Whatever appears in the records apart from pictures must be reproduced exactly.

--- Records to use Enclosed Below ---

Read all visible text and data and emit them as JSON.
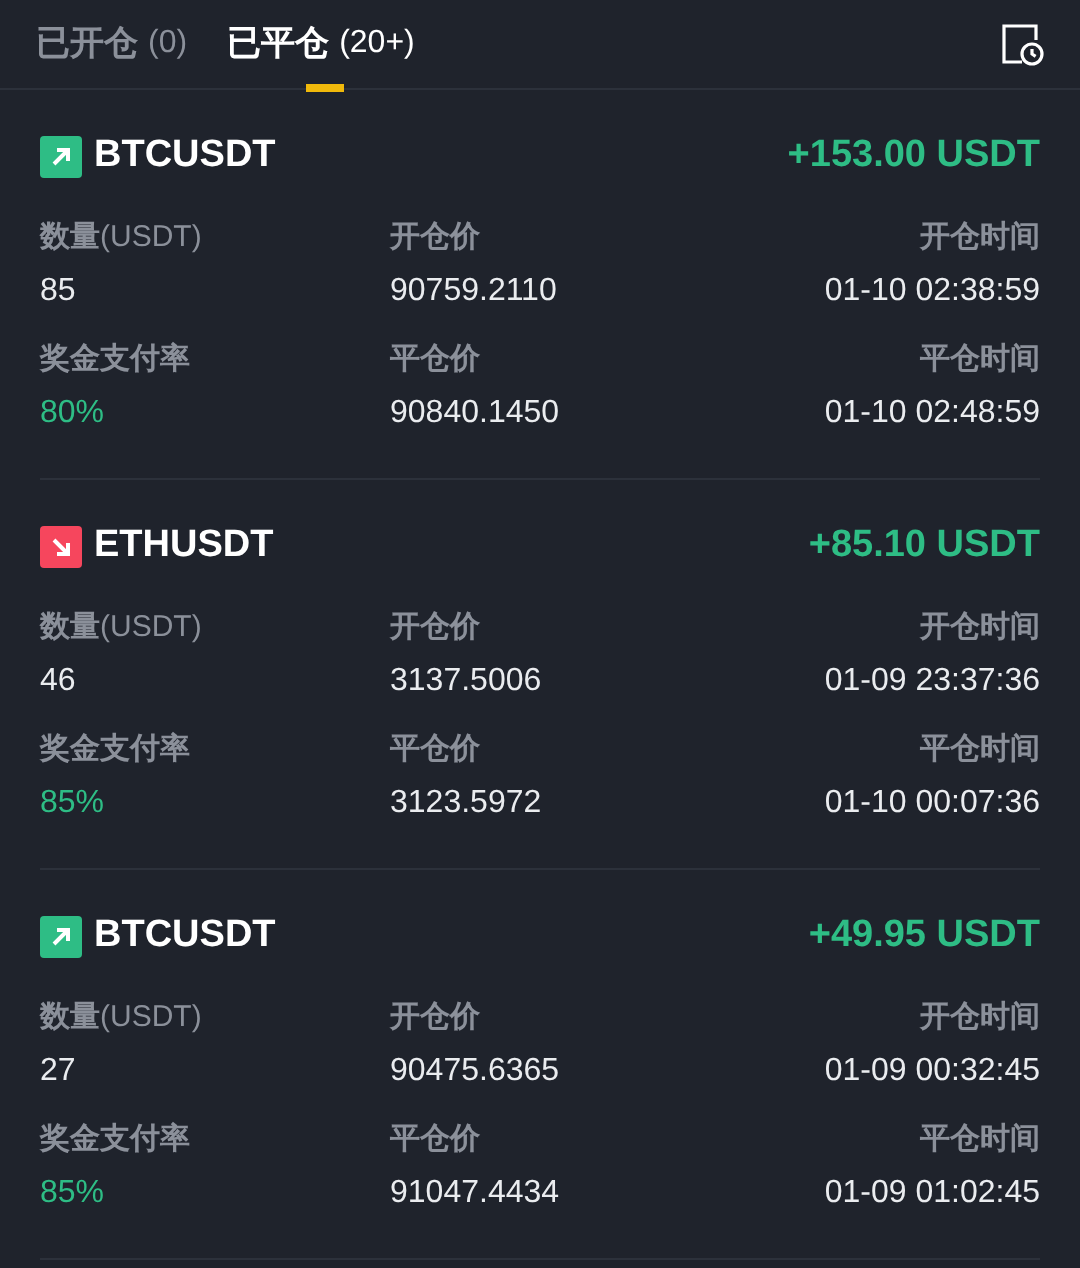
{
  "tabs": [
    {
      "label": "已开仓",
      "count": "(0)",
      "selected": false
    },
    {
      "label": "已平仓",
      "count": "(20+)",
      "selected": true
    }
  ],
  "trades": [
    {
      "symbol": "BTCUSDT",
      "kind": "up",
      "pnl": "+153.00 USDT",
      "fields": [
        {
          "label": "数量",
          "unit": "(USDT)",
          "value": "85",
          "highlight": false
        },
        {
          "label": "开仓价",
          "value": "90759.2110",
          "highlight": false
        },
        {
          "label": "开仓时间",
          "value": "01-10 02:38:59",
          "highlight": false
        },
        {
          "label": "奖金支付率",
          "value": "80%",
          "highlight": true
        },
        {
          "label": "平仓价",
          "value": "90840.1450",
          "highlight": false
        },
        {
          "label": "平仓时间",
          "value": "01-10 02:48:59",
          "highlight": false
        }
      ]
    },
    {
      "symbol": "ETHUSDT",
      "kind": "down",
      "pnl": "+85.10 USDT",
      "fields": [
        {
          "label": "数量",
          "unit": "(USDT)",
          "value": "46",
          "highlight": false
        },
        {
          "label": "开仓价",
          "value": "3137.5006",
          "highlight": false
        },
        {
          "label": "开仓时间",
          "value": "01-09 23:37:36",
          "highlight": false
        },
        {
          "label": "奖金支付率",
          "value": "85%",
          "highlight": true
        },
        {
          "label": "平仓价",
          "value": "3123.5972",
          "highlight": false
        },
        {
          "label": "平仓时间",
          "value": "01-10 00:07:36",
          "highlight": false
        }
      ]
    },
    {
      "symbol": "BTCUSDT",
      "kind": "up",
      "pnl": "+49.95 USDT",
      "fields": [
        {
          "label": "数量",
          "unit": "(USDT)",
          "value": "27",
          "highlight": false
        },
        {
          "label": "开仓价",
          "value": "90475.6365",
          "highlight": false
        },
        {
          "label": "开仓时间",
          "value": "01-09 00:32:45",
          "highlight": false
        },
        {
          "label": "奖金支付率",
          "value": "85%",
          "highlight": true
        },
        {
          "label": "平仓价",
          "value": "91047.4434",
          "highlight": false
        },
        {
          "label": "平仓时间",
          "value": "01-09 01:02:45",
          "highlight": false
        }
      ]
    }
  ]
}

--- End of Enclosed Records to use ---

## Exercise answer
Read all visible text and data and emit them as JSON.
{
  "tabs": [
    {
      "label": "已开仓",
      "count": "(0)",
      "selected": false
    },
    {
      "label": "已平仓",
      "count": "(20+)",
      "selected": true
    }
  ],
  "trades": [
    {
      "symbol": "BTCUSDT",
      "kind": "up",
      "pnl": "+153.00 USDT",
      "fields": [
        {
          "label": "数量",
          "unit": "(USDT)",
          "value": "85",
          "highlight": false
        },
        {
          "label": "开仓价",
          "value": "90759.2110",
          "highlight": false
        },
        {
          "label": "开仓时间",
          "value": "01-10 02:38:59",
          "highlight": false
        },
        {
          "label": "奖金支付率",
          "value": "80%",
          "highlight": true
        },
        {
          "label": "平仓价",
          "value": "90840.1450",
          "highlight": false
        },
        {
          "label": "平仓时间",
          "value": "01-10 02:48:59",
          "highlight": false
        }
      ]
    },
    {
      "symbol": "ETHUSDT",
      "kind": "down",
      "pnl": "+85.10 USDT",
      "fields": [
        {
          "label": "数量",
          "unit": "(USDT)",
          "value": "46",
          "highlight": false
        },
        {
          "label": "开仓价",
          "value": "3137.5006",
          "highlight": false
        },
        {
          "label": "开仓时间",
          "value": "01-09 23:37:36",
          "highlight": false
        },
        {
          "label": "奖金支付率",
          "value": "85%",
          "highlight": true
        },
        {
          "label": "平仓价",
          "value": "3123.5972",
          "highlight": false
        },
        {
          "label": "平仓时间",
          "value": "01-10 00:07:36",
          "highlight": false
        }
      ]
    },
    {
      "symbol": "BTCUSDT",
      "kind": "up",
      "pnl": "+49.95 USDT",
      "fields": [
        {
          "label": "数量",
          "unit": "(USDT)",
          "value": "27",
          "highlight": false
        },
        {
          "label": "开仓价",
          "value": "90475.6365",
          "highlight": false
        },
        {
          "label": "开仓时间",
          "value": "01-09 00:32:45",
          "highlight": false
        },
        {
          "label": "奖金支付率",
          "value": "85%",
          "highlight": true
        },
        {
          "label": "平仓价",
          "value": "91047.4434",
          "highlight": false
        },
        {
          "label": "平仓时间",
          "value": "01-09 01:02:45",
          "highlight": false
        }
      ]
    }
  ]
}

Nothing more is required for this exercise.